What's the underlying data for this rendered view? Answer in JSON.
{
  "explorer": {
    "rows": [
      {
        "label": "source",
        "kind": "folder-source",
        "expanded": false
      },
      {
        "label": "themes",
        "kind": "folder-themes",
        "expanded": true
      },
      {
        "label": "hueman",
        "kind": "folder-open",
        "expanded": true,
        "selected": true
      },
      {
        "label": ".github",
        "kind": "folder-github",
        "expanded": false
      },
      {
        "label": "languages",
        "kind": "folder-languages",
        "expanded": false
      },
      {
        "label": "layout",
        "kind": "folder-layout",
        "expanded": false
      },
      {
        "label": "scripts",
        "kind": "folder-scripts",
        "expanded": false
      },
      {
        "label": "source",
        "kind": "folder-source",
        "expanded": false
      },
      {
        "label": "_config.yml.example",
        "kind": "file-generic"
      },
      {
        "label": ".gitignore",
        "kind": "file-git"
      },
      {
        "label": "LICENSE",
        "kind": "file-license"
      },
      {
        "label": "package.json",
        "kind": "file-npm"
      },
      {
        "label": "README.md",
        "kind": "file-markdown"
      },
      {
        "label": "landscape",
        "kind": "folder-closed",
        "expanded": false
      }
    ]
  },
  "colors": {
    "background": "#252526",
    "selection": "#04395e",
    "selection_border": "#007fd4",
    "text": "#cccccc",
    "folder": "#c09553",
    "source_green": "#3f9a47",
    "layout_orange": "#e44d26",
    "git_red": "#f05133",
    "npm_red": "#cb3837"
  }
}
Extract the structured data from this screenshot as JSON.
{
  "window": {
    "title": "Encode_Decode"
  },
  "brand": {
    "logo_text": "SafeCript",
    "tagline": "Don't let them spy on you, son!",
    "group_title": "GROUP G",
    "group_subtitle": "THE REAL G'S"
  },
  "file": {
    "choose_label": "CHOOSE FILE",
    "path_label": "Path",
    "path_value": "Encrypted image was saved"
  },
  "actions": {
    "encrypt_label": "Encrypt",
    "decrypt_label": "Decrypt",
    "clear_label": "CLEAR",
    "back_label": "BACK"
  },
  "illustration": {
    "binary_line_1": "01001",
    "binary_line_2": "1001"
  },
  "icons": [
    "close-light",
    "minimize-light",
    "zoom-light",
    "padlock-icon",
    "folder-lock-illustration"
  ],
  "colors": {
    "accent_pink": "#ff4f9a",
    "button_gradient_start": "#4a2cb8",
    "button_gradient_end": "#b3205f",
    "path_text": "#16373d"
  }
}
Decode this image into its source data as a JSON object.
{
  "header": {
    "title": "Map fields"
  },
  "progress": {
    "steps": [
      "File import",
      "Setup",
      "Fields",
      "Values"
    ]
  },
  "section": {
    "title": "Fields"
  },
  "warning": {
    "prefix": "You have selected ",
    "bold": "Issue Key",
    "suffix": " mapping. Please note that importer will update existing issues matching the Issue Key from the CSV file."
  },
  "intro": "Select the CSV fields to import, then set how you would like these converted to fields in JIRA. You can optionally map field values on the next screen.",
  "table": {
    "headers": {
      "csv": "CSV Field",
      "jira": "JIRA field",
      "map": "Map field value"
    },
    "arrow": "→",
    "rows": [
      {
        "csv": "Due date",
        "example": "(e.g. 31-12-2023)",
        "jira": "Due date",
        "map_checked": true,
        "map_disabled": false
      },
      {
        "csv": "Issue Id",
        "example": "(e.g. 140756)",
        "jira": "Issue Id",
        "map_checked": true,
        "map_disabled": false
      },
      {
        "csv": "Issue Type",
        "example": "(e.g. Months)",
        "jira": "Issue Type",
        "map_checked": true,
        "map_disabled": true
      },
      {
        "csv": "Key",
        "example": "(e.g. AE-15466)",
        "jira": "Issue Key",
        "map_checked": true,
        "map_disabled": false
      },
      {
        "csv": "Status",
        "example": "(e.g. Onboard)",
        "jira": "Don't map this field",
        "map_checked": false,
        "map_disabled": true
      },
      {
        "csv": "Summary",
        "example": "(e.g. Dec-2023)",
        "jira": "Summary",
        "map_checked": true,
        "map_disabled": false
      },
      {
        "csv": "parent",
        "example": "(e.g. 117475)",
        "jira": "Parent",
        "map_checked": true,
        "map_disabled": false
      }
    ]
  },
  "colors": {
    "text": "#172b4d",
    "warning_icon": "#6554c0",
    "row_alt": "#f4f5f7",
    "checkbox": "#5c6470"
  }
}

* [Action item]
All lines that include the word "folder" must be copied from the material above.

* [Your solution]
        "kind": "folder-source",
        "kind": "folder-themes",
        "kind": "folder-open",
        "kind": "folder-github",
        "kind": "folder-languages",
        "kind": "folder-layout",
        "kind": "folder-scripts",
        "kind": "folder-source",
        "kind": "folder-closed",
    "folder": "#c09553",
    "folder-lock-illustration"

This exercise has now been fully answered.